Chris Palmer was hunched over a cracked-open computer tower in a Hephzibah High School classroom, digging into the guts to find where the glitches were coming from.
He pulled out the rectangular hard drive and held it up to the light.
“(The computer) says there’s no hard drive connected, but clearly it’s right here, so I’m going to keep trying,” the Hephzibah senior said. “It could not be connected right, or it’s just a bad hard drive.”
Palmer wants to get it working perfectly, not only because his grade depends on it, but also because the computer he restores will leave his classroom and be donated to a Richmond County child in need.
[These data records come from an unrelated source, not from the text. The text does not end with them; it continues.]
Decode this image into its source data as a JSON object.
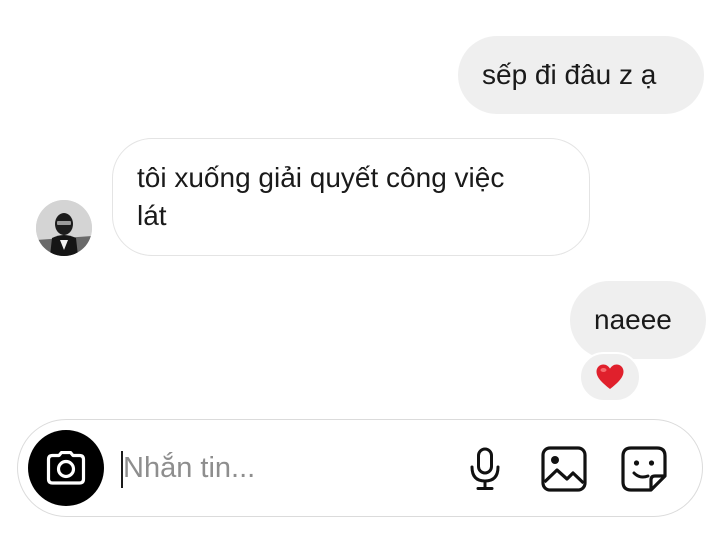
{
  "messages": [
    {
      "direction": "outgoing",
      "text": "sếp đi đâu z ạ"
    },
    {
      "direction": "incoming",
      "text_line1": "tôi xuống giải quyết công việc",
      "text_line2": "lát"
    },
    {
      "direction": "outgoing",
      "text": "naeee",
      "reaction": "❤️"
    }
  ],
  "composer": {
    "placeholder": "Nhắn tin..."
  },
  "icons": {
    "camera": "camera-icon",
    "mic": "microphone-icon",
    "gallery": "gallery-icon",
    "sticker": "sticker-icon",
    "reaction": "heart-icon"
  },
  "colors": {
    "outgoing_bubble": "#efefef",
    "incoming_border": "#e4e4e4",
    "camera_button": "#000000",
    "heart": "#e0202c",
    "placeholder": "#8e8e8e"
  }
}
Through a new pilot program, the Richmond County school system is donating 30 surplus computers to elementary school pupils who might not have been able to afford one.
The system asked a Hephzibah High technology class to restore and wipe the outdated computers, which gives the students hands-on experience and makes them beneficiaries of the process, too.
“If they didn’t have this (restoration project), they’d mainly be working in books,” said Lionel Harper, an engineering and technology instructor. “And giving someone a textbook and saying, ‘Here’s what you would do,’ is not what it’s about. You have to give them what’s going on under the hood side.”
The class recently delivered 30 repaired computers to the central office. They will be distributed to fourth-graders at Terrace Manor Elementary and fifth-graders at W.S. Hornsby and Collins K-8 schools, which all have high percentages of families living in poverty.
“I use my computer every day at home for school,” said Hephzibah senior Carl Smith while downloading Internet Explorer. “So I know I’d
want one if I didn’t have one growing up.”
Parents turned in applications to receive computers Friday, and the first 10 families from each school will be able to participate, said Kim Stripling, the district’s director of media and instructional technology.
Stripling, who created the program with Louis Svehla, the district’s public information officer, said the donations are not just about charity. To receive the computers, parents must complete three two-hour classes on basic computer skills, Internet safety and how to use OpenOffice, a free collection of office productivity software.
“We feel like this is such a win-win situation,” Stripling said. “The parents are really going to get some top-notch training,” while students receive computers and high school students get hands-on experience.
Stripling said the district will be able to distribute several rounds of computers to pupils because it ends up with surplus computers after buying new ones using special purpose local option sales tax funds.
Svehla said that in the past, these surplus computers were sold at auction, often bringing in only several dollars each.
For the students at Hephzibah High, Harper said the benefits they receive are just as powerful as what the elementary students get.
The experience is something that could prepare them for college or a career in technology, said Harper, who has several students eyeing engineering and computer science degrees for college next year.
“They should be able to walk out of here and get a job,” he said.